(Records for the exercise begins)
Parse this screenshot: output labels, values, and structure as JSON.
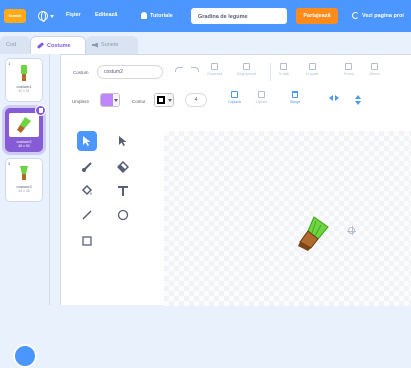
{
  "menubar": {
    "logo_text": "Scratch",
    "file": "Fişier",
    "edit": "Editează",
    "tutorials": "Tutoriale",
    "project_title": "Gradina de legume",
    "share": "Partajează",
    "project_page": "Vezi pagina proi"
  },
  "tabs": {
    "code": "Cod",
    "costumes": "Costume",
    "sounds": "Sunete"
  },
  "costumes": [
    {
      "number": "1",
      "name": "costum1",
      "size": "40 x 51"
    },
    {
      "number": "2",
      "name": "costum2",
      "size": "48 x 50"
    },
    {
      "number": "3",
      "name": "costum3",
      "size": "45 x 48"
    }
  ],
  "editor": {
    "costume_label": "Costum",
    "costume_name": "costum2",
    "group": "Grupează",
    "ungroup": "Degrupează",
    "forward": "În față",
    "backward": "În spate",
    "front": "Primul",
    "back": "Ultimul",
    "fill_label": "Umplere",
    "outline_label": "Contur",
    "outline_width": "4",
    "copy": "Copiază",
    "paste": "Lipește",
    "delete": "Șterge"
  },
  "colors": {
    "menubar": "#4c97ff",
    "accent": "#855cd6",
    "share": "#ff8c1a",
    "fill": "#c084fc",
    "outline": "#000000"
  }
}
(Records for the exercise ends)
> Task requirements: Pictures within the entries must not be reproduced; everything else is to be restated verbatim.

> Solution for this problem:
Parse this screenshot: output labels, values, and structure as JSON.
{
  "menubar": {
    "logo_text": "Scratch",
    "file": "Fişier",
    "edit": "Editează",
    "tutorials": "Tutoriale",
    "project_title": "Gradina de legume",
    "share": "Partajează",
    "project_page": "Vezi pagina proi"
  },
  "tabs": {
    "code": "Cod",
    "costumes": "Costume",
    "sounds": "Sunete"
  },
  "costumes": [
    {
      "number": "1",
      "name": "costum1",
      "size": "40 x 51"
    },
    {
      "number": "2",
      "name": "costum2",
      "size": "48 x 50"
    },
    {
      "number": "3",
      "name": "costum3",
      "size": "45 x 48"
    }
  ],
  "editor": {
    "costume_label": "Costum",
    "costume_name": "costum2",
    "group": "Grupează",
    "ungroup": "Degrupează",
    "forward": "În față",
    "backward": "În spate",
    "front": "Primul",
    "back": "Ultimul",
    "fill_label": "Umplere",
    "outline_label": "Contur",
    "outline_width": "4",
    "copy": "Copiază",
    "paste": "Lipește",
    "delete": "Șterge"
  },
  "colors": {
    "menubar": "#4c97ff",
    "accent": "#855cd6",
    "share": "#ff8c1a",
    "fill": "#c084fc",
    "outline": "#000000"
  }
}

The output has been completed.